Image Credit: All images Vert Design Inc. The heavily glazed back of the Rideau Residences duplex. More than 95% of the material in the preexisting house on the site was reused or recycled. High-weight-bearing R-10 foam enclosed the footing. An elastomeric waterproof membrane was applied to the footings and the full height of the foundation walls. Prefabricated wall-panel modules were used for the exterior walls. An exterior-wall cross-section: 3.5-in. brick; 0.75 in of wood strapping rain screen with brick ties; 4 in. of foil-faced polyisocyanurate rigid insulation (R-22), with joints sealed; 0.44 in of oriented strand board sheathing; 2x6 wood frame (16 in. on center) with 3.5 in of closed-cell polyurethane spray foam insulation (R 21); and 0.5-in. gypsum board.
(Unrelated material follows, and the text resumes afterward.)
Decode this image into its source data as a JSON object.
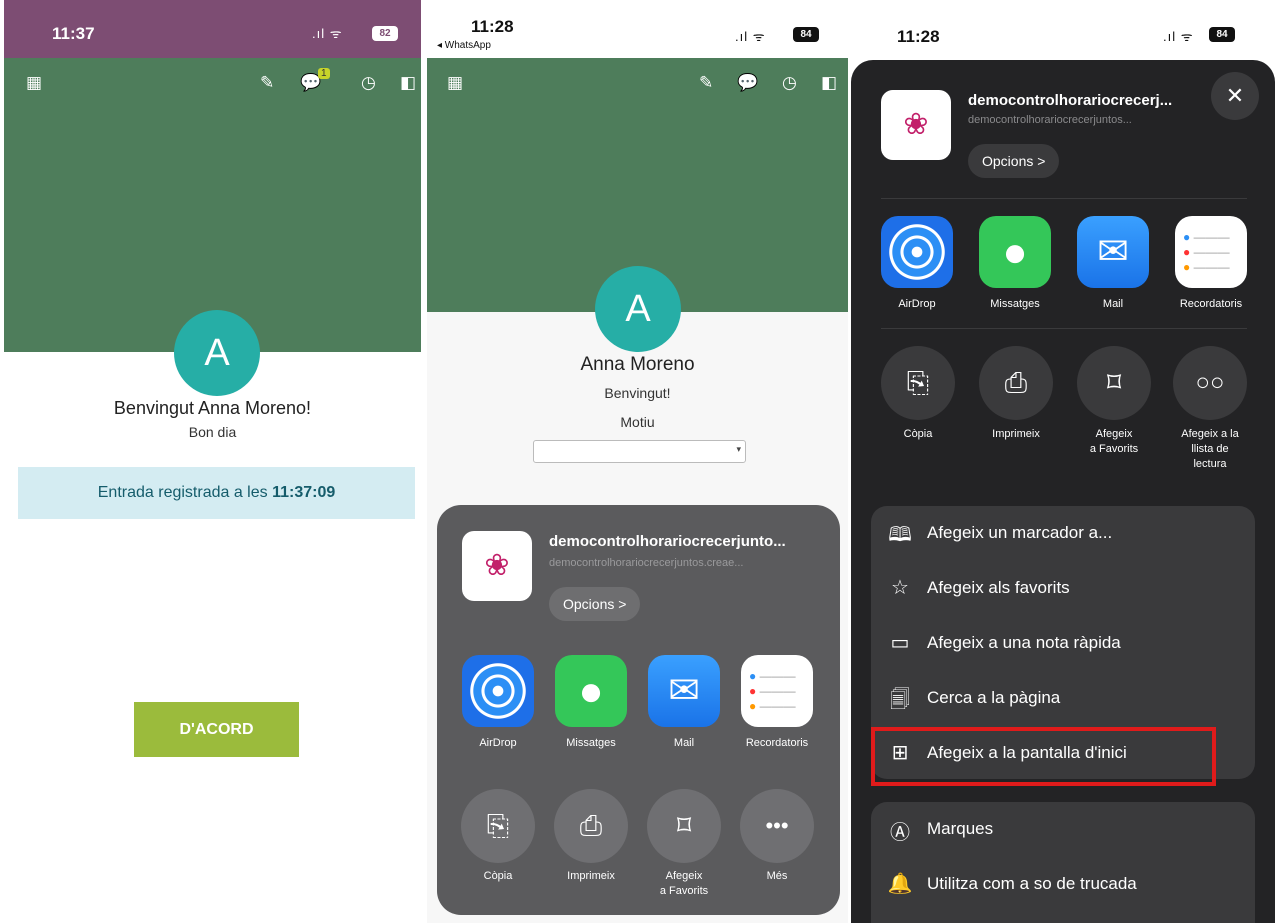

Tapered polyisocyanurate insulation was installed over the roof deck to provide a drainage plane. The project’s dual-core heat recovery ventilator. The HRV includes a highly efficient electronically commutated motor and a high-efficiency particulate air filter. More than 90% of the glazing on the south-facing wall is completely shaded in summer and unshaded in winter using a variety of shading systems, project designer Vert Design says. The second-floor kitchen. The third-floor living space, looking south through fixed and tilt-and-turn triple-glazed windows.
Chris Straka, principal at Vert Design in Ottawa, Canada, apparently didn’t intend to meet the Passivhaus standard when he built his three-story duplex in the city’s Edinburgh neighborhood. Straka had consulted on dozens of green residential projects before starting his own company in 2006, and the main goal on this one, an infill project known as Rideau Residences (which overlooks the Rideau River), was to stay on budget while applying green building principals to most aspects of the project, from the deconstruction of a preexisting building on the lot to the reuse and recycling of materials to the implementation of conservation and energy efficiency measures in the new building.
Ross Elliott, owner of Homesol Building Solutions, which offers Passivhaus consulting and certification in the Ottawa area, points out on his company’s website that colleagues told Straka that trying to build the duplex to the Passivhaus standard in the southeastern Ontario climate would be financially impractical. So he aimed instead for LEED for Homes Platinum certification, used conventional materials available in Canada, and tended to construction details as best he could to make the building energy efficient. He spent about $251 U.S. per square foot, which, he noted, is about 10% above the cost of a typical custom project in the Ottawa area.
Backing into Passivhaus certification
Straka hired Ross to evaluate the energy efficiency of the building, whose two units each offer about 1,500 sq. ft. living space, and the two discovered it performed to the Passivhaus standard. “My goal was to build a building I could be proud of, not necessarily to build a Passive House,” Straka said, but added: “I knew that a very high performing building could be created using Canadian materials and mechanical systems.”
The project, which Ross says is the first residential project in Canada to earn Passivhaus certification (see our story on Austria Passive House), also includes radiant-heat floors, a geothermal heat pump to supplement the building’s heat recovery ventilator, room for a cistern for rainwater collection, and a 1,200-sq.-ft. green roof with 12 in. of soil. A solar power system will be installed in the spring. According to the Vert Design website, the building has in fact been certified LEED Platinum. The website includes a slide show featuring many of the images highlighted here, as well as floor plans.